* **EXERCISE PROMPT**
Word for word, print each record, dropping any image it holds.

* **RAW DATA**
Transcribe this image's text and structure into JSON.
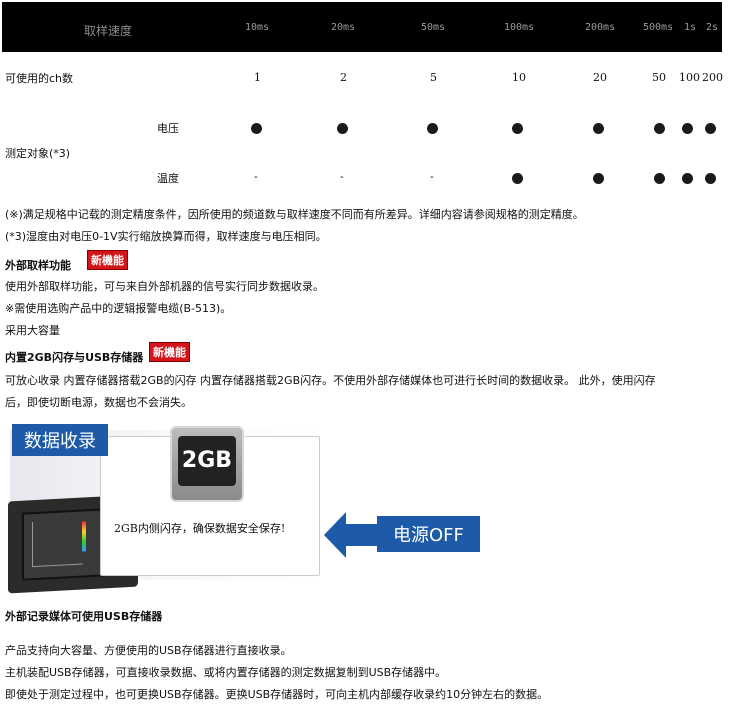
{
  "table": {
    "header_label": "取样速度",
    "speeds": [
      "10ms",
      "20ms",
      "50ms",
      "100ms",
      "200ms",
      "500ms",
      "1s",
      "2s"
    ],
    "ch_label": "可使用的ch数",
    "ch_values": [
      "1",
      "2",
      "5",
      "10",
      "20",
      "50",
      "100",
      "200"
    ],
    "measure_label": "测定对象(*3)",
    "voltage_label": "电压",
    "voltage": [
      "●",
      "●",
      "●",
      "●",
      "●",
      "●",
      "●",
      "●"
    ],
    "temp_label": "温度",
    "temp": [
      "-",
      "-",
      "-",
      "●",
      "●",
      "●",
      "●",
      "●"
    ]
  },
  "notes": {
    "note1": "(※)满足规格中记载的测定精度条件，因所使用的频道数与取样速度不同而有所差异。详细内容请参阅规格的测定精度。",
    "note2": "(*3)湿度由对电压0-1V实行缩放换算而得，取样速度与电压相同。"
  },
  "section1": {
    "title": "外部取样功能",
    "badge": "新機能",
    "line1": "使用外部取样功能，可与来自外部机器的信号实行同步数据收录。",
    "line2": "※需使用选购产品中的逻辑报警电缆(B-513)。",
    "line3": "采用大容量"
  },
  "section2": {
    "title": "内置2GB闪存与USB存储器",
    "badge": "新機能",
    "line1": "可放心收录 内置存储器搭载2GB的闪存 内置存储器搭载2GB闪存。不使用外部存储媒体也可进行长时间的数据收录。 此外，使用闪存",
    "line2": "后，即使切断电源，数据也不会消失。"
  },
  "illustration": {
    "label_record": "数据收录",
    "chip_text": "2GB",
    "caption": "2GB内侧闪存，确保数据安全保存!",
    "label_power": "电源OFF"
  },
  "section3": {
    "title": "外部记录媒体可使用USB存储器",
    "line1": "产品支持向大容量、方便使用的USB存储器进行直接收录。",
    "line2": "主机装配USB存储器，可直接收录数据、或将内置存储器的测定数据复制到USB存储器中。",
    "line3": "即使处于测定过程中，也可更换USB存储器。更换USB存储器时，可向主机内部缓存收录约10分钟左右的数据。"
  },
  "colors": {
    "header_bg": "#000000",
    "badge_red": "#d4141b",
    "label_blue": "#1d5aa8"
  }
}
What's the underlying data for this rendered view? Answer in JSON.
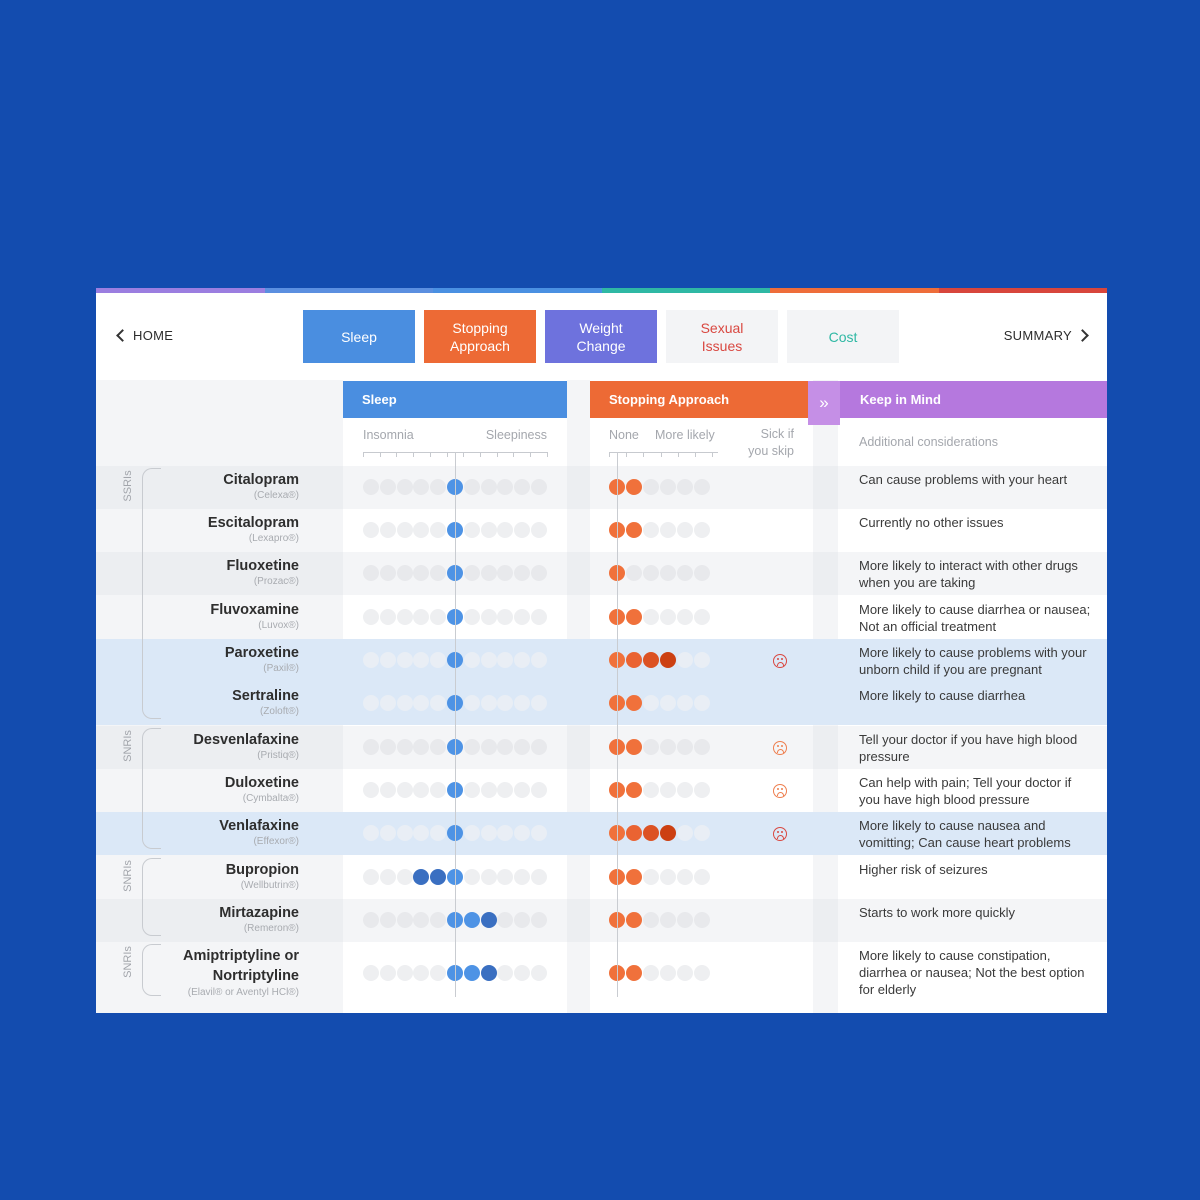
{
  "nav": {
    "home": "HOME",
    "summary": "SUMMARY"
  },
  "tabs": [
    {
      "label": "Sleep",
      "bg": "#4a8ee0",
      "color": "#ffffff"
    },
    {
      "label": "Stopping Approach",
      "bg": "#ed6a35",
      "color": "#ffffff"
    },
    {
      "label": "Weight Change",
      "bg": "#6e72dd",
      "color": "#ffffff"
    },
    {
      "label": "Sexual Issues",
      "bg": "#f3f4f6",
      "color": "#d94841"
    },
    {
      "label": "Cost",
      "bg": "#f3f4f6",
      "color": "#2fb8a4"
    }
  ],
  "colors": {
    "sleep": "#4a8ee0",
    "stopping": "#ed6a35",
    "keep": "#b578de",
    "topbar": [
      "#9b7ee0",
      "#5b8fe0",
      "#4a90e2",
      "#2fb8a4",
      "#ee6d3a",
      "#d8463c"
    ],
    "sleep_dot": "#4e93e5",
    "sleep_dark": "#3a6fc1",
    "stop_light": "#f0713b",
    "stop_dark": "#cc4012",
    "face_red": "#d94841",
    "face_orange": "#ee7f4f"
  },
  "columns": {
    "sleep": {
      "title": "Sleep",
      "low": "Insomnia",
      "high": "Sleepiness"
    },
    "stopping": {
      "title": "Stopping Approach",
      "low": "None",
      "high": "More likely",
      "skip": "Sick if you skip"
    },
    "keep": {
      "title": "Keep in Mind",
      "sub": "Additional considerations"
    }
  },
  "groups": [
    {
      "label": "SSRIs",
      "first": 0,
      "last": 5
    },
    {
      "label": "SNRIs",
      "first": 6,
      "last": 8
    },
    {
      "label": "SNRIs",
      "first": 9,
      "last": 10
    },
    {
      "label": "SNRIs",
      "first": 11,
      "last": 11
    }
  ],
  "rows": [
    {
      "name": "Citalopram",
      "brand": "(Celexa®)",
      "sleep": [
        5
      ],
      "sleep_dark": [],
      "stop": 2,
      "face": "",
      "note": "Can cause problems with your heart",
      "highlight": false
    },
    {
      "name": "Escitalopram",
      "brand": "(Lexapro®)",
      "sleep": [
        5
      ],
      "sleep_dark": [],
      "stop": 2,
      "face": "",
      "note": "Currently no other issues",
      "highlight": false
    },
    {
      "name": "Fluoxetine",
      "brand": "(Prozac®)",
      "sleep": [
        5
      ],
      "sleep_dark": [],
      "stop": 1,
      "face": "",
      "note": "More likely to interact with other drugs when you are taking",
      "highlight": false
    },
    {
      "name": "Fluvoxamine",
      "brand": "(Luvox®)",
      "sleep": [
        5
      ],
      "sleep_dark": [],
      "stop": 2,
      "face": "",
      "note": "More likely to cause diarrhea or nausea; Not an official treatment",
      "highlight": false
    },
    {
      "name": "Paroxetine",
      "brand": "(Paxil®)",
      "sleep": [
        5
      ],
      "sleep_dark": [],
      "stop": 4,
      "face": "red",
      "note": "More likely to cause problems with your unborn child if you are pregnant",
      "highlight": true
    },
    {
      "name": "Sertraline",
      "brand": "(Zoloft®)",
      "sleep": [
        5
      ],
      "sleep_dark": [],
      "stop": 2,
      "face": "",
      "note": "More likely to cause diarrhea",
      "highlight": true
    },
    {
      "name": "Desvenlafaxine",
      "brand": "(Pristiq®)",
      "sleep": [
        5
      ],
      "sleep_dark": [],
      "stop": 2,
      "face": "orange",
      "note": "Tell your doctor if you have high blood pressure",
      "highlight": false
    },
    {
      "name": "Duloxetine",
      "brand": "(Cymbalta®)",
      "sleep": [
        5
      ],
      "sleep_dark": [],
      "stop": 2,
      "face": "orange",
      "note": "Can help with pain; Tell your doctor if you have high blood pressure",
      "highlight": false
    },
    {
      "name": "Venlafaxine",
      "brand": "(Effexor®)",
      "sleep": [
        5
      ],
      "sleep_dark": [],
      "stop": 4,
      "face": "red",
      "note": "More likely to cause nausea and vomitting; Can cause heart problems",
      "highlight": true
    },
    {
      "name": "Bupropion",
      "brand": "(Wellbutrin®)",
      "sleep": [
        5
      ],
      "sleep_dark": [
        3,
        4
      ],
      "stop": 2,
      "face": "",
      "note": "Higher risk of seizures",
      "highlight": false
    },
    {
      "name": "Mirtazapine",
      "brand": "(Remeron®)",
      "sleep": [
        5,
        6
      ],
      "sleep_dark": [
        7
      ],
      "stop": 2,
      "face": "",
      "note": "Starts to work more quickly",
      "highlight": false
    },
    {
      "name": "Amiptriptyline or Nortriptyline",
      "brand": "(Elavil® or Aventyl HCl®)",
      "sleep": [
        5,
        6
      ],
      "sleep_dark": [
        7
      ],
      "stop": 2,
      "face": "",
      "note": "More likely to cause constipation, diarrhea or nausea; Not the best option for elderly",
      "highlight": false
    }
  ]
}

* **FINISHED EXERCISE**
Transcribe this image's text and structure into JSON.
{
  "table": {
    "header_label": "取样速度",
    "speeds": [
      "10ms",
      "20ms",
      "50ms",
      "100ms",
      "200ms",
      "500ms",
      "1s",
      "2s"
    ],
    "ch_label": "可使用的ch数",
    "ch_values": [
      "1",
      "2",
      "5",
      "10",
      "20",
      "50",
      "100",
      "200"
    ],
    "measure_label": "测定对象(*3)",
    "voltage_label": "电压",
    "voltage": [
      "●",
      "●",
      "●",
      "●",
      "●",
      "●",
      "●",
      "●"
    ],
    "temp_label": "温度",
    "temp": [
      "-",
      "-",
      "-",
      "●",
      "●",
      "●",
      "●",
      "●"
    ]
  },
  "notes": {
    "note1": "(※)满足规格中记载的测定精度条件，因所使用的频道数与取样速度不同而有所差异。详细内容请参阅规格的测定精度。",
    "note2": "(*3)湿度由对电压0-1V实行缩放换算而得，取样速度与电压相同。"
  },
  "section1": {
    "title": "外部取样功能",
    "badge": "新機能",
    "line1": "使用外部取样功能，可与来自外部机器的信号实行同步数据收录。",
    "line2": "※需使用选购产品中的逻辑报警电缆(B-513)。",
    "line3": "采用大容量"
  },
  "section2": {
    "title": "内置2GB闪存与USB存储器",
    "badge": "新機能",
    "line1": "可放心收录 内置存储器搭载2GB的闪存 内置存储器搭载2GB闪存。不使用外部存储媒体也可进行长时间的数据收录。 此外，使用闪存",
    "line2": "后，即使切断电源，数据也不会消失。"
  },
  "illustration": {
    "label_record": "数据收录",
    "chip_text": "2GB",
    "caption": "2GB内侧闪存，确保数据安全保存!",
    "label_power": "电源OFF"
  },
  "section3": {
    "title": "外部记录媒体可使用USB存储器",
    "line1": "产品支持向大容量、方便使用的USB存储器进行直接收录。",
    "line2": "主机装配USB存储器，可直接收录数据、或将内置存储器的测定数据复制到USB存储器中。",
    "line3": "即使处于测定过程中，也可更换USB存储器。更换USB存储器时，可向主机内部缓存收录约10分钟左右的数据。"
  },
  "colors": {
    "header_bg": "#000000",
    "badge_red": "#d4141b",
    "label_blue": "#1d5aa8"
  }
}
What's the underlying data for this rendered view? Answer in JSON.
{
  "nav": {
    "home": "HOME",
    "summary": "SUMMARY"
  },
  "tabs": [
    {
      "label": "Sleep",
      "bg": "#4a8ee0",
      "color": "#ffffff"
    },
    {
      "label": "Stopping Approach",
      "bg": "#ed6a35",
      "color": "#ffffff"
    },
    {
      "label": "Weight Change",
      "bg": "#6e72dd",
      "color": "#ffffff"
    },
    {
      "label": "Sexual Issues",
      "bg": "#f3f4f6",
      "color": "#d94841"
    },
    {
      "label": "Cost",
      "bg": "#f3f4f6",
      "color": "#2fb8a4"
    }
  ],
  "colors": {
    "sleep": "#4a8ee0",
    "stopping": "#ed6a35",
    "keep": "#b578de",
    "topbar": [
      "#9b7ee0",
      "#5b8fe0",
      "#4a90e2",
      "#2fb8a4",
      "#ee6d3a",
      "#d8463c"
    ],
    "sleep_dot": "#4e93e5",
    "sleep_dark": "#3a6fc1",
    "stop_light": "#f0713b",
    "stop_dark": "#cc4012",
    "face_red": "#d94841",
    "face_orange": "#ee7f4f"
  },
  "columns": {
    "sleep": {
      "title": "Sleep",
      "low": "Insomnia",
      "high": "Sleepiness"
    },
    "stopping": {
      "title": "Stopping Approach",
      "low": "None",
      "high": "More likely",
      "skip": "Sick if you skip"
    },
    "keep": {
      "title": "Keep in Mind",
      "sub": "Additional considerations"
    }
  },
  "groups": [
    {
      "label": "SSRIs",
      "first": 0,
      "last": 5
    },
    {
      "label": "SNRIs",
      "first": 6,
      "last": 8
    },
    {
      "label": "SNRIs",
      "first": 9,
      "last": 10
    },
    {
      "label": "SNRIs",
      "first": 11,
      "last": 11
    }
  ],
  "rows": [
    {
      "name": "Citalopram",
      "brand": "(Celexa®)",
      "sleep": [
        5
      ],
      "sleep_dark": [],
      "stop": 2,
      "face": "",
      "note": "Can cause problems with your heart",
      "highlight": false
    },
    {
      "name": "Escitalopram",
      "brand": "(Lexapro®)",
      "sleep": [
        5
      ],
      "sleep_dark": [],
      "stop": 2,
      "face": "",
      "note": "Currently no other issues",
      "highlight": false
    },
    {
      "name": "Fluoxetine",
      "brand": "(Prozac®)",
      "sleep": [
        5
      ],
      "sleep_dark": [],
      "stop": 1,
      "face": "",
      "note": "More likely to interact with other drugs when you are taking",
      "highlight": false
    },
    {
      "name": "Fluvoxamine",
      "brand": "(Luvox®)",
      "sleep": [
        5
      ],
      "sleep_dark": [],
      "stop": 2,
      "face": "",
      "note": "More likely to cause diarrhea or nausea; Not an official treatment",
      "highlight": false
    },
    {
      "name": "Paroxetine",
      "brand": "(Paxil®)",
      "sleep": [
        5
      ],
      "sleep_dark": [],
      "stop": 4,
      "face": "red",
      "note": "More likely to cause problems with your unborn child if you are pregnant",
      "highlight": true
    },
    {
      "name": "Sertraline",
      "brand": "(Zoloft®)",
      "sleep": [
        5
      ],
      "sleep_dark": [],
      "stop": 2,
      "face": "",
      "note": "More likely to cause diarrhea",
      "highlight": true
    },
    {
      "name": "Desvenlafaxine",
      "brand": "(Pristiq®)",
      "sleep": [
        5
      ],
      "sleep_dark": [],
      "stop": 2,
      "face": "orange",
      "note": "Tell your doctor if you have high blood pressure",
      "highlight": false
    },
    {
      "name": "Duloxetine",
      "brand": "(Cymbalta®)",
      "sleep": [
        5
      ],
      "sleep_dark": [],
      "stop": 2,
      "face": "orange",
      "note": "Can help with pain; Tell your doctor if you have high blood pressure",
      "highlight": false
    },
    {
      "name": "Venlafaxine",
      "brand": "(Effexor®)",
      "sleep": [
        5
      ],
      "sleep_dark": [],
      "stop": 4,
      "face": "red",
      "note": "More likely to cause nausea and vomitting; Can cause heart problems",
      "highlight": true
    },
    {
      "name": "Bupropion",
      "brand": "(Wellbutrin®)",
      "sleep": [
        5
      ],
      "sleep_dark": [
        3,
        4
      ],
      "stop": 2,
      "face": "",
      "note": "Higher risk of seizures",
      "highlight": false
    },
    {
      "name": "Mirtazapine",
      "brand": "(Remeron®)",
      "sleep": [
        5,
        6
      ],
      "sleep_dark": [
        7
      ],
      "stop": 2,
      "face": "",
      "note": "Starts to work more quickly",
      "highlight": false
    },
    {
      "name": "Amiptriptyline or Nortriptyline",
      "brand": "(Elavil® or Aventyl HCl®)",
      "sleep": [
        5,
        6
      ],
      "sleep_dark": [
        7
      ],
      "stop": 2,
      "face": "",
      "note": "More likely to cause constipation, diarrhea or nausea; Not the best option for elderly",
      "highlight": false
    }
  ]
}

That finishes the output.